YOUR GOAL
Please return every line in the entries below with the word "star" in it.

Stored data

========================================

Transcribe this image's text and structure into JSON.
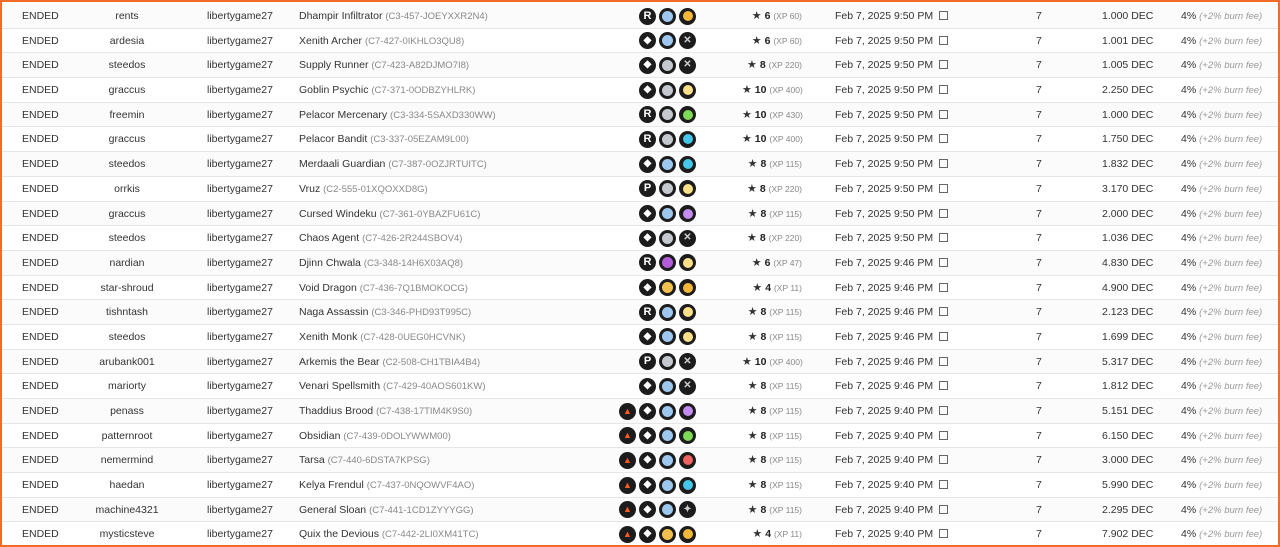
{
  "colors": {
    "border": "#f26b2a",
    "rarity_icon_bg": "#1c1c1c",
    "foil_regular": "#9ec7ee",
    "foil_gold": "#f2c04f",
    "foil_silver": "#c5c9cf",
    "foil_purple": "#b25cd9",
    "element_fire": "#f06262",
    "element_earth": "#7ed957",
    "element_water": "#46c7e8",
    "element_life": "#ffe08a",
    "element_dragon": "#f2b83a",
    "element_neutral": "#9a9a9a",
    "element_death": "#c48cf0"
  },
  "rows": [
    {
      "status": "ENDED",
      "seller": "rents",
      "buyer": "libertygame27",
      "card_name": "Dhampir Infiltrator",
      "card_id": "(C3-457-JOEYXXR2N4)",
      "icons": [
        "rarity-r",
        "foil-regular",
        "element-dragon"
      ],
      "level": "6",
      "xp": "(XP 60)",
      "date": "Feb 7, 2025 9:50 PM",
      "qty": "7",
      "price": "1.000 DEC",
      "fee": "4%",
      "fee_note": "(+2% burn fee)"
    },
    {
      "status": "ENDED",
      "seller": "ardesia",
      "buyer": "libertygame27",
      "card_name": "Xenith Archer",
      "card_id": "(C7-427-0IKHLO3QU8)",
      "icons": [
        "rarity-diamond",
        "foil-regular",
        "element-neutral"
      ],
      "level": "6",
      "xp": "(XP 60)",
      "date": "Feb 7, 2025 9:50 PM",
      "qty": "7",
      "price": "1.001 DEC",
      "fee": "4%",
      "fee_note": "(+2% burn fee)"
    },
    {
      "status": "ENDED",
      "seller": "steedos",
      "buyer": "libertygame27",
      "card_name": "Supply Runner",
      "card_id": "(C7-423-A82DJMO7I8)",
      "icons": [
        "rarity-diamond",
        "foil-silver",
        "element-neutral"
      ],
      "level": "8",
      "xp": "(XP 220)",
      "date": "Feb 7, 2025 9:50 PM",
      "qty": "7",
      "price": "1.005 DEC",
      "fee": "4%",
      "fee_note": "(+2% burn fee)"
    },
    {
      "status": "ENDED",
      "seller": "graccus",
      "buyer": "libertygame27",
      "card_name": "Goblin Psychic",
      "card_id": "(C7-371-0ODBZYHLRK)",
      "icons": [
        "rarity-diamond",
        "foil-silver",
        "element-life"
      ],
      "level": "10",
      "xp": "(XP 400)",
      "date": "Feb 7, 2025 9:50 PM",
      "qty": "7",
      "price": "2.250 DEC",
      "fee": "4%",
      "fee_note": "(+2% burn fee)"
    },
    {
      "status": "ENDED",
      "seller": "freemin",
      "buyer": "libertygame27",
      "card_name": "Pelacor Mercenary",
      "card_id": "(C3-334-5SAXD330WW)",
      "icons": [
        "rarity-r",
        "foil-silver",
        "element-earth"
      ],
      "level": "10",
      "xp": "(XP 430)",
      "date": "Feb 7, 2025 9:50 PM",
      "qty": "7",
      "price": "1.000 DEC",
      "fee": "4%",
      "fee_note": "(+2% burn fee)"
    },
    {
      "status": "ENDED",
      "seller": "graccus",
      "buyer": "libertygame27",
      "card_name": "Pelacor Bandit",
      "card_id": "(C3-337-05EZAM9L00)",
      "icons": [
        "rarity-r",
        "foil-silver",
        "element-water"
      ],
      "level": "10",
      "xp": "(XP 400)",
      "date": "Feb 7, 2025 9:50 PM",
      "qty": "7",
      "price": "1.750 DEC",
      "fee": "4%",
      "fee_note": "(+2% burn fee)"
    },
    {
      "status": "ENDED",
      "seller": "steedos",
      "buyer": "libertygame27",
      "card_name": "Merdaali Guardian",
      "card_id": "(C7-387-0OZJRTUITC)",
      "icons": [
        "rarity-diamond",
        "foil-regular",
        "element-water"
      ],
      "level": "8",
      "xp": "(XP 115)",
      "date": "Feb 7, 2025 9:50 PM",
      "qty": "7",
      "price": "1.832 DEC",
      "fee": "4%",
      "fee_note": "(+2% burn fee)"
    },
    {
      "status": "ENDED",
      "seller": "orrkis",
      "buyer": "libertygame27",
      "card_name": "Vruz",
      "card_id": "(C2-555-01XQOXXD8G)",
      "icons": [
        "rarity-p",
        "foil-silver",
        "element-life"
      ],
      "level": "8",
      "xp": "(XP 220)",
      "date": "Feb 7, 2025 9:50 PM",
      "qty": "7",
      "price": "3.170 DEC",
      "fee": "4%",
      "fee_note": "(+2% burn fee)"
    },
    {
      "status": "ENDED",
      "seller": "graccus",
      "buyer": "libertygame27",
      "card_name": "Cursed Windeku",
      "card_id": "(C7-361-0YBAZFU61C)",
      "icons": [
        "rarity-diamond",
        "foil-regular",
        "element-death"
      ],
      "level": "8",
      "xp": "(XP 115)",
      "date": "Feb 7, 2025 9:50 PM",
      "qty": "7",
      "price": "2.000 DEC",
      "fee": "4%",
      "fee_note": "(+2% burn fee)"
    },
    {
      "status": "ENDED",
      "seller": "steedos",
      "buyer": "libertygame27",
      "card_name": "Chaos Agent",
      "card_id": "(C7-426-2R244SBOV4)",
      "icons": [
        "rarity-diamond",
        "foil-silver",
        "element-neutral"
      ],
      "level": "8",
      "xp": "(XP 220)",
      "date": "Feb 7, 2025 9:50 PM",
      "qty": "7",
      "price": "1.036 DEC",
      "fee": "4%",
      "fee_note": "(+2% burn fee)"
    },
    {
      "status": "ENDED",
      "seller": "nardian",
      "buyer": "libertygame27",
      "card_name": "Djinn Chwala",
      "card_id": "(C3-348-14H6X03AQ8)",
      "icons": [
        "rarity-r",
        "foil-purple",
        "element-life"
      ],
      "level": "6",
      "xp": "(XP 47)",
      "date": "Feb 7, 2025 9:46 PM",
      "qty": "7",
      "price": "4.830 DEC",
      "fee": "4%",
      "fee_note": "(+2% burn fee)"
    },
    {
      "status": "ENDED",
      "seller": "star-shroud",
      "buyer": "libertygame27",
      "card_name": "Void Dragon",
      "card_id": "(C7-436-7Q1BMOKOCG)",
      "icons": [
        "rarity-diamond",
        "foil-gold",
        "element-dragon"
      ],
      "level": "4",
      "xp": "(XP 11)",
      "date": "Feb 7, 2025 9:46 PM",
      "qty": "7",
      "price": "4.900 DEC",
      "fee": "4%",
      "fee_note": "(+2% burn fee)"
    },
    {
      "status": "ENDED",
      "seller": "tishntash",
      "buyer": "libertygame27",
      "card_name": "Naga Assassin",
      "card_id": "(C3-346-PHD93T995C)",
      "icons": [
        "rarity-r",
        "foil-regular",
        "element-life"
      ],
      "level": "8",
      "xp": "(XP 115)",
      "date": "Feb 7, 2025 9:46 PM",
      "qty": "7",
      "price": "2.123 DEC",
      "fee": "4%",
      "fee_note": "(+2% burn fee)"
    },
    {
      "status": "ENDED",
      "seller": "steedos",
      "buyer": "libertygame27",
      "card_name": "Xenith Monk",
      "card_id": "(C7-428-0UEG0HCVNK)",
      "icons": [
        "rarity-diamond",
        "foil-regular",
        "element-life"
      ],
      "level": "8",
      "xp": "(XP 115)",
      "date": "Feb 7, 2025 9:46 PM",
      "qty": "7",
      "price": "1.699 DEC",
      "fee": "4%",
      "fee_note": "(+2% burn fee)"
    },
    {
      "status": "ENDED",
      "seller": "arubank001",
      "buyer": "libertygame27",
      "card_name": "Arkemis the Bear",
      "card_id": "(C2-508-CH1TBIA4B4)",
      "icons": [
        "rarity-p",
        "foil-silver",
        "element-neutral"
      ],
      "level": "10",
      "xp": "(XP 400)",
      "date": "Feb 7, 2025 9:46 PM",
      "qty": "7",
      "price": "5.317 DEC",
      "fee": "4%",
      "fee_note": "(+2% burn fee)"
    },
    {
      "status": "ENDED",
      "seller": "mariorty",
      "buyer": "libertygame27",
      "card_name": "Venari Spellsmith",
      "card_id": "(C7-429-40AOS601KW)",
      "icons": [
        "rarity-diamond",
        "foil-regular",
        "element-neutral"
      ],
      "level": "8",
      "xp": "(XP 115)",
      "date": "Feb 7, 2025 9:46 PM",
      "qty": "7",
      "price": "1.812 DEC",
      "fee": "4%",
      "fee_note": "(+2% burn fee)"
    },
    {
      "status": "ENDED",
      "seller": "penass",
      "buyer": "libertygame27",
      "card_name": "Thaddius Brood",
      "card_id": "(C7-438-17TIM4K9S0)",
      "icons": [
        "set-rebellion",
        "rarity-diamond",
        "foil-regular",
        "element-death"
      ],
      "level": "8",
      "xp": "(XP 115)",
      "date": "Feb 7, 2025 9:40 PM",
      "qty": "7",
      "price": "5.151 DEC",
      "fee": "4%",
      "fee_note": "(+2% burn fee)"
    },
    {
      "status": "ENDED",
      "seller": "patternroot",
      "buyer": "libertygame27",
      "card_name": "Obsidian",
      "card_id": "(C7-439-0DOLYWWM00)",
      "icons": [
        "set-rebellion",
        "rarity-diamond",
        "foil-regular",
        "element-earth"
      ],
      "level": "8",
      "xp": "(XP 115)",
      "date": "Feb 7, 2025 9:40 PM",
      "qty": "7",
      "price": "6.150 DEC",
      "fee": "4%",
      "fee_note": "(+2% burn fee)"
    },
    {
      "status": "ENDED",
      "seller": "nemermind",
      "buyer": "libertygame27",
      "card_name": "Tarsa",
      "card_id": "(C7-440-6DSTA7KPSG)",
      "icons": [
        "set-rebellion",
        "rarity-diamond",
        "foil-regular",
        "element-fire"
      ],
      "level": "8",
      "xp": "(XP 115)",
      "date": "Feb 7, 2025 9:40 PM",
      "qty": "7",
      "price": "3.000 DEC",
      "fee": "4%",
      "fee_note": "(+2% burn fee)"
    },
    {
      "status": "ENDED",
      "seller": "haedan",
      "buyer": "libertygame27",
      "card_name": "Kelya Frendul",
      "card_id": "(C7-437-0NQOWVF4AO)",
      "icons": [
        "set-rebellion",
        "rarity-diamond",
        "foil-regular",
        "element-water"
      ],
      "level": "8",
      "xp": "(XP 115)",
      "date": "Feb 7, 2025 9:40 PM",
      "qty": "7",
      "price": "5.990 DEC",
      "fee": "4%",
      "fee_note": "(+2% burn fee)"
    },
    {
      "status": "ENDED",
      "seller": "machine4321",
      "buyer": "libertygame27",
      "card_name": "General Sloan",
      "card_id": "(C7-441-1CD1ZYYYGG)",
      "icons": [
        "set-rebellion",
        "rarity-diamond",
        "foil-regular",
        "element-neutral-star"
      ],
      "level": "8",
      "xp": "(XP 115)",
      "date": "Feb 7, 2025 9:40 PM",
      "qty": "7",
      "price": "2.295 DEC",
      "fee": "4%",
      "fee_note": "(+2% burn fee)"
    },
    {
      "status": "ENDED",
      "seller": "mysticsteve",
      "buyer": "libertygame27",
      "card_name": "Quix the Devious",
      "card_id": "(C7-442-2LI0XM41TC)",
      "icons": [
        "set-rebellion",
        "rarity-diamond",
        "foil-gold",
        "element-dragon"
      ],
      "level": "4",
      "xp": "(XP 11)",
      "date": "Feb 7, 2025 9:40 PM",
      "qty": "7",
      "price": "7.902 DEC",
      "fee": "4%",
      "fee_note": "(+2% burn fee)"
    }
  ]
}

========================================

TASK RESULT
      "seller": "star-shroud",
        "element-neutral-star"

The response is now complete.